‘Sometimes I dream about him. But I don’t miss him as much as I miss Tony Wilson [with whom Fred also worked] – he was a nicer man. The world has really lost something without Tony. But with Malcolm… I do feel sorry for his wife but I feel… not negative, but neutral about it.’
Sometimes we recount stories to liberate ourselves from them. To outgrow them. Fred has released himself from the big presence of Malcolm – ‘We influenced each other. I’m now free of my past – having written about Malcolm and Vivienne so much, it gets tiring.’
Dead Fashion Girl, meanwhile, ‘has enabled me to move beyond my usual zone in some sense.’
That sense, really, relies on the strength of Fred’s self-belief to bend the true crime genre to his will rather than vice versa.
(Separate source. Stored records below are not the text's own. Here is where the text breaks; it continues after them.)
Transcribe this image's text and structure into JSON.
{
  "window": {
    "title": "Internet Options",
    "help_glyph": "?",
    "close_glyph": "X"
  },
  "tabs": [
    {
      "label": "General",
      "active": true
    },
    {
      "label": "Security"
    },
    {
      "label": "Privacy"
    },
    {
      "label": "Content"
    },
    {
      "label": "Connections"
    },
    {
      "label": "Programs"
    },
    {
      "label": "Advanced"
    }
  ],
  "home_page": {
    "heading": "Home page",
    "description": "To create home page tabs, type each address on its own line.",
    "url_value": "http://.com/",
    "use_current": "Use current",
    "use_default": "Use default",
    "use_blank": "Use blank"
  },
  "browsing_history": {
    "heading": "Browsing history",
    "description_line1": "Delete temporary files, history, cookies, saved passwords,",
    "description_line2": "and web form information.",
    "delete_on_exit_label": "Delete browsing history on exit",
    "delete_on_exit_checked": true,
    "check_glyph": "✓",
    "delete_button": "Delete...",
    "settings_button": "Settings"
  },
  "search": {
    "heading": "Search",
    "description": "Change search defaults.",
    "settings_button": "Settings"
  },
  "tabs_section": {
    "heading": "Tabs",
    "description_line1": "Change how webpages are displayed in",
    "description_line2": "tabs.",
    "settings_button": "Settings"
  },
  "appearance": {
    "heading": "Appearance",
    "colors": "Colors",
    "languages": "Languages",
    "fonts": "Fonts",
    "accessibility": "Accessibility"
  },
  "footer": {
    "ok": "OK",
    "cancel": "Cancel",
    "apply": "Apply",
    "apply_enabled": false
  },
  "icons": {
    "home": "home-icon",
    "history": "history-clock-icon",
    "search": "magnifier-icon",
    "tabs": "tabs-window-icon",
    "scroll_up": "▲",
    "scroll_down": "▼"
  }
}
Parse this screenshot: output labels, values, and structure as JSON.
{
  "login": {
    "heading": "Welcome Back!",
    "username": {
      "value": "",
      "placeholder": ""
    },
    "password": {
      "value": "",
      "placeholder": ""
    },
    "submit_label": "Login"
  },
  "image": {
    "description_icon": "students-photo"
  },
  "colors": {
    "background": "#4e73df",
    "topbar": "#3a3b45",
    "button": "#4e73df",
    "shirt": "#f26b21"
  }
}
He eschews common-or-garden/common sense interpretation and popular generic conventions and avoids prevailing discourses.
At the same time, it’s obvious that Fred knows, instinctively perhaps, that people like true crime for a variety of reasons, including car crash reading (we can’t look away), natural human fascination with good and evil, the love of stories (crime stories are usually great dramas).
Most importantly perhaps, readers like to see that justice has been done and suitable punishment has been administered. The problem with the Jean Townsend case is that the killer has never been found. A problem that Fred circumnavigated, via tenacious detective work and a big helping of luck (which, as we know, every good detective sometimes relies on), by presenting his own solution to the crime, one that seems absolutely plausible. Reader satisfaction is guaranteed.
But the book’s big reveal is, in fact, not the killer of Jean Townsend. By interacting with the narrative, the author too, becomes a compelling personality in the story. So the book ends up being a story of why the author tells this particular story. And the psychological crux of the book involves the young Fred watching his mother in her boudoir. Every (crime) writer has an origin story, this is Fred’s: ‘Above all I witnessed the rituals of lingerie: how knickers are stepped into: tentatively, one foot at a time, then riskily seesawed… shin…calf… knee…thigh … up to the suspender belt dripping with ribbons and clips…
‘… All such intimacy, transposed to a scene of brutality and a public arena like Jean Townsends wasteland death, was unthinkable – travesty beyond belief.’
His mother’s underwear… Jean’s underwear… the horror.
It’s a brave piece of writing – ‘If you’re going to write something in that vein you’ve got to be courageous and say it all really. Otherwise there’s no point in doing it,’ Fred tells me. But it often takes such bravery to connect protagonists with a larger social arena as well as bury personal ghosts, not through public, but through private, personal revelations.
‘Have I freed myself?’ Fred, who dipped into the works of Freud in his local library at the age of 13, and who has, in his time, blamed psychoanalyses for celeb culture, concludes, ‘I’m not free of any problems in any sense. But I feel like I can set my sites on something else.’
© Richard Cabut and Eyeplug.net 2019